With the new year upon us, spirits are high and the possibilities seem limitless. This is especially true when it comes to technology and its applications. While they may begin on the fringes as passion projects by enthusiasts, many niche technological developments have blossomed into world-changing industries.

In my time as an accountant and entrepreneur, I’ve seen this with cloud computing and the birth of the SaaS (software-as-a-service) industry. A more recent example I’ve observed is the way that 3D printing has revolutionized the engineering and manufacturing industries. But in my opinion, the next fringe technology that is primed to shake things up is virtual reality.

Although this technology has been around for a few years now, I believe that it is this year that virtual reality (VR) will make a considerable impact, especially in some of my own business ventures. If you’re still not convinced, here are three potential applications for VR technology that are primed to disrupt several long-standing industries in 2019:

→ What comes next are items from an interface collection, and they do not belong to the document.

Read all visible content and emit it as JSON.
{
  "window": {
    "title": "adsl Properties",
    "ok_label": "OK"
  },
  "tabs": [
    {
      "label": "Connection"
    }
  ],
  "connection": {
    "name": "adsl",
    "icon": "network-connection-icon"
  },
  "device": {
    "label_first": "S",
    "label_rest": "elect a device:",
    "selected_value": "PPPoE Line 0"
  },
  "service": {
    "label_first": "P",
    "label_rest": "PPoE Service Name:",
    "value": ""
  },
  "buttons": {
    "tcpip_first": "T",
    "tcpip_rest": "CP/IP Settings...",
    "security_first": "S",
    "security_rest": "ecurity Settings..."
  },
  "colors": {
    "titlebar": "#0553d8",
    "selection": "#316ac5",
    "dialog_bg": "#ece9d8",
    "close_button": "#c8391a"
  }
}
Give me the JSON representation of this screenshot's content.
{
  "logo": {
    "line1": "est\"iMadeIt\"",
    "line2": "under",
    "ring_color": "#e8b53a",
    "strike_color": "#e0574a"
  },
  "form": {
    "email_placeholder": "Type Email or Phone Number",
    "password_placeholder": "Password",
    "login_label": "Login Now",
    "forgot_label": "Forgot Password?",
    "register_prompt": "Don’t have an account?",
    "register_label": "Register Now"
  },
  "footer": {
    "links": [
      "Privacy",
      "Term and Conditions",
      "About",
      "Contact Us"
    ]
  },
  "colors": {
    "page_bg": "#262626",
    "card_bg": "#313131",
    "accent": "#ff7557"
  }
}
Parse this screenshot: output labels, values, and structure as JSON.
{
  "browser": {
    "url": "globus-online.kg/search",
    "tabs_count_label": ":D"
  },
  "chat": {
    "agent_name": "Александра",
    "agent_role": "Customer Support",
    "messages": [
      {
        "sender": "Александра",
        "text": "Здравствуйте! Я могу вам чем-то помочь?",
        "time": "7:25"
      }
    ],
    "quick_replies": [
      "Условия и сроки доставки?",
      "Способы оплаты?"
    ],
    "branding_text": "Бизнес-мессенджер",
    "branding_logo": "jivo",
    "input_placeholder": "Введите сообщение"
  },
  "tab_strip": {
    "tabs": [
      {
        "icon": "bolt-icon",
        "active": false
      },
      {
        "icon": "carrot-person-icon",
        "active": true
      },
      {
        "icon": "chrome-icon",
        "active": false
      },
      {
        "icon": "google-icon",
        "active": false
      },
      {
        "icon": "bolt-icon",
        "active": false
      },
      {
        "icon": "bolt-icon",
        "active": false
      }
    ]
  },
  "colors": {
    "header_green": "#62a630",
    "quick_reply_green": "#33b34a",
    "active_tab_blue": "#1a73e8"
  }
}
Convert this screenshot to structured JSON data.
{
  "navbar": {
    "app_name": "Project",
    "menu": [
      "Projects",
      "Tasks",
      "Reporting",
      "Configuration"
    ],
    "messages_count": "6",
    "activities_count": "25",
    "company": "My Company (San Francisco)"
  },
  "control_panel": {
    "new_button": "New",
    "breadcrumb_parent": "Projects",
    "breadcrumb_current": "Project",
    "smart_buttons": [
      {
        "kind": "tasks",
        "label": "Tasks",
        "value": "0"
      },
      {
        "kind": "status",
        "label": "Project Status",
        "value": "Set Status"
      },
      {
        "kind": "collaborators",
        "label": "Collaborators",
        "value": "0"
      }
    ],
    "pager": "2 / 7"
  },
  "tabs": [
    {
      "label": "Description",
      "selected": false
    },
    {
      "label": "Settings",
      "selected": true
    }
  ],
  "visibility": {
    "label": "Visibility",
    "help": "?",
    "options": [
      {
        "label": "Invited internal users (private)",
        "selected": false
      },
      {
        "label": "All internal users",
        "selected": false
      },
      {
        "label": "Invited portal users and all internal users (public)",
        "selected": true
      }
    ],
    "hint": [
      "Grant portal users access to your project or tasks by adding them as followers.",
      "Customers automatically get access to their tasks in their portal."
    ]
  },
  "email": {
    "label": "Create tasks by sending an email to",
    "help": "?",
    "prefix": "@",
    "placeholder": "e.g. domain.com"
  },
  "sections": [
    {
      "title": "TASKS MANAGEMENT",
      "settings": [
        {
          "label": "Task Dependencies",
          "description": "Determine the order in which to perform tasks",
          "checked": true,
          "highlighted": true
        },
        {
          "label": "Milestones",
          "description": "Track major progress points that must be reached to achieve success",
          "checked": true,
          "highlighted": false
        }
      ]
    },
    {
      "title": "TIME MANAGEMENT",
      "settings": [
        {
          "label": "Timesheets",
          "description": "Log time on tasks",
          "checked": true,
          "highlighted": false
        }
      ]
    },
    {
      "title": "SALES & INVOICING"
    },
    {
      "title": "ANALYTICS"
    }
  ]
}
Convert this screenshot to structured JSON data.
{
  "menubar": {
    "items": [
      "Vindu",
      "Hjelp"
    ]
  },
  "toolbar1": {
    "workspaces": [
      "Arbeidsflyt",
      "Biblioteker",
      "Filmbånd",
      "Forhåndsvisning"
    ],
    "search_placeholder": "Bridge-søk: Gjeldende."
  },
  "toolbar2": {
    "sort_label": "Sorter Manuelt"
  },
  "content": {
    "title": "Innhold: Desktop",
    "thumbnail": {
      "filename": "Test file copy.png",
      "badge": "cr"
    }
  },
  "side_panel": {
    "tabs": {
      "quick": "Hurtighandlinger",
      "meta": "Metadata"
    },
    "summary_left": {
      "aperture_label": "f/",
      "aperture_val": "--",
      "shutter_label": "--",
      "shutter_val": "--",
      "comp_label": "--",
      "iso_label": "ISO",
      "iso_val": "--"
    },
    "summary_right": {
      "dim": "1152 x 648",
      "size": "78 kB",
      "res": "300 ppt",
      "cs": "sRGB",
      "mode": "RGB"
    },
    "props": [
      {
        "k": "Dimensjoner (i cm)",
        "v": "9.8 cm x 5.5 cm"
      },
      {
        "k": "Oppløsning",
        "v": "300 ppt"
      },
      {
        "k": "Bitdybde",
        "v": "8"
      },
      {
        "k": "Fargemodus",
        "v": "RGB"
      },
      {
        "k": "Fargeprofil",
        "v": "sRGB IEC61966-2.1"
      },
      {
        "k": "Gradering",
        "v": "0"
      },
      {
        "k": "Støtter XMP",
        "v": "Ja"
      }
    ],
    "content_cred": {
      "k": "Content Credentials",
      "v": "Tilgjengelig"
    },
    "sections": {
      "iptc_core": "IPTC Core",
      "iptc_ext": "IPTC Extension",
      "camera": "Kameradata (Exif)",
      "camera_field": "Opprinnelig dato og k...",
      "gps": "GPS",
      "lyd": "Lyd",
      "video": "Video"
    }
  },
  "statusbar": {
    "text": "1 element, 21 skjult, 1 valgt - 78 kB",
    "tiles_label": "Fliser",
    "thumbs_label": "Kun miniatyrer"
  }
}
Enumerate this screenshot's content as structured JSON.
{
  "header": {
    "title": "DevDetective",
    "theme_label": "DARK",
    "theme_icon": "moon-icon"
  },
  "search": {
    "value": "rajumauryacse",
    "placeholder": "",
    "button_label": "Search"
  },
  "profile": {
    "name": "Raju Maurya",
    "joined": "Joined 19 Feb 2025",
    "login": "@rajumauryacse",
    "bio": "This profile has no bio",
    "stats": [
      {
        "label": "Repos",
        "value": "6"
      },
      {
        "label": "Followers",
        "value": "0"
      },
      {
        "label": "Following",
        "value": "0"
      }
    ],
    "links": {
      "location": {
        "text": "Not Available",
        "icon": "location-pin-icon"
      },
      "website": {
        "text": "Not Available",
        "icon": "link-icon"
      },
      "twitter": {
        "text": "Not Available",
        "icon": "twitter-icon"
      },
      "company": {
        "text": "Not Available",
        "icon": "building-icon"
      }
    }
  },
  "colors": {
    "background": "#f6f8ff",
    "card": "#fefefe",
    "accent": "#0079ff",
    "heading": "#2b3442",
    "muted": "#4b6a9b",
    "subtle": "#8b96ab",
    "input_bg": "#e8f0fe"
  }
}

Thanks to high-speed internet and an increasingly computer-oriented workforce, more and more employees are working from home. According to data gathered by Global Workplace Analytics, the amount of United States employees who work from home who aren’t self-employed has increased by 140% since the year 2005: a little over 3% of the total workforce. This number includes several of my own employees, which is why I’ve been following this trend so closely.

With so many people choosing to telecommute to their jobs, the platforms and programs that enable this practice have evolved at a frantic pace. What started with Skype and simple video/chat conferencing has evolved into shared document editing with Google Hangouts and app cross-compatibility with Slack. But what’s the next step?

Thanks to the head start provided by the gaming industry, many of the logistics have been figured out in terms of VR teleconferencing. Video games like Rec Room and VRChat demonstrate how to design software that works around hardware limitations to simulate face-to-face interaction. With that in mind, it should come as no surprise that professionals from the gaming industry have begun to apply these tools to business teleconferencing, as is the case with rumii and its staff of former game developers.

When coupled with the decreased cost and hardware requirements for VR, this is the logical next step for long-distance communication. In fact, this exact sentiment was reflected by Facebook when it announced its acquisition of Oculus in 2014. Facebook CEO Mark Zuckerberg statedthat this company, and by extension VR technology in general, has the chance to “change the way we work, play and communicate.”


In addition to changing how we work and play, VR has the astounding potential to change how we learn. This is another industry in which I have considerable experience, and I believe there are many exciting ways that this technology will improve the world of education, both for the teacher and the student.

The first educational application that comes to mind is training. Although hands-on experience is obviously the best way to learn any new skill, the next best thing is a realistic simulation of hands-on experience. This is certainly the case with retail giant Walmart, which implemented VR training to 5,000 stores and over one million employees in 2018. This technology also has the ability to train even more complicated and risky careers, as is the case with law enforcement and military training company VirTra.

Something you may have noticed is that these examples apply to more technical education, such as for vocational trades. This begs the question: Does VR technology have any applications in a traditional classroom environment?

Currently, the classroom applications for VR are little more than gimmicks, at least in my opinion. For example, a demonstration conducted at an Alabama public high school showed teachers that VR can be used to provide students with an interactive exploration of ancient historical sites or the inside of the human body. However, this is little more than a more involved form of wheeling out the TV to show an educational film. Still, it’s entirely possible that some new VR development or application will appear that does cause a major paradigm shift in this environment, so I’ll be keeping an eye on this space.


One of the most interesting and conceptual applications for VR technology involves empathy: helping people to identify with the struggles of other communities and individuals. This has been a key strategy in modern journalism, with many companies approaching VR as an “empathy machine,” a term coined by Chris Milk in a 2015 TED Talk.

There are many issues and conflicts across the world, making it difficult for any singular crisis to gain traction in the mind of the observer. For that reason, journalists and documentarians have turned to VR as a method of increasing exposure and emotional impact to their chosen stories. A terrific example of this can be found in this journal published by Nonny de la Peña, describing the scientific basis behind the design of an interactive project based around Guantanamo Bay.

It is in this industry, and in this form of storytelling, that the features of VR technology that appear gimmicky in a traditional classroom can have a significant impact. Visiting a virtual representation of ancient Rome is one thing; it’s another thing entirely to replicate asylum seekers in the UK or an Ebola clinic in Liberia.

If the last few years are any indication, we can expect 2019 to be full of interesting, shocking and tragic occurrences all over the world. And with so many stories vying for attention, VR is sure to be one of the methods that journalists use to make their voices heard.

What makes VR such an interesting trend to follow this year is that all the stars have finally aligned: the technology, the developers, the market and the enthusiasm from everyone involved. And if any of the concepts or applications listed here generate enthusiasm in yourself, I highly recommend doing a deep dive of your own into the world of VR.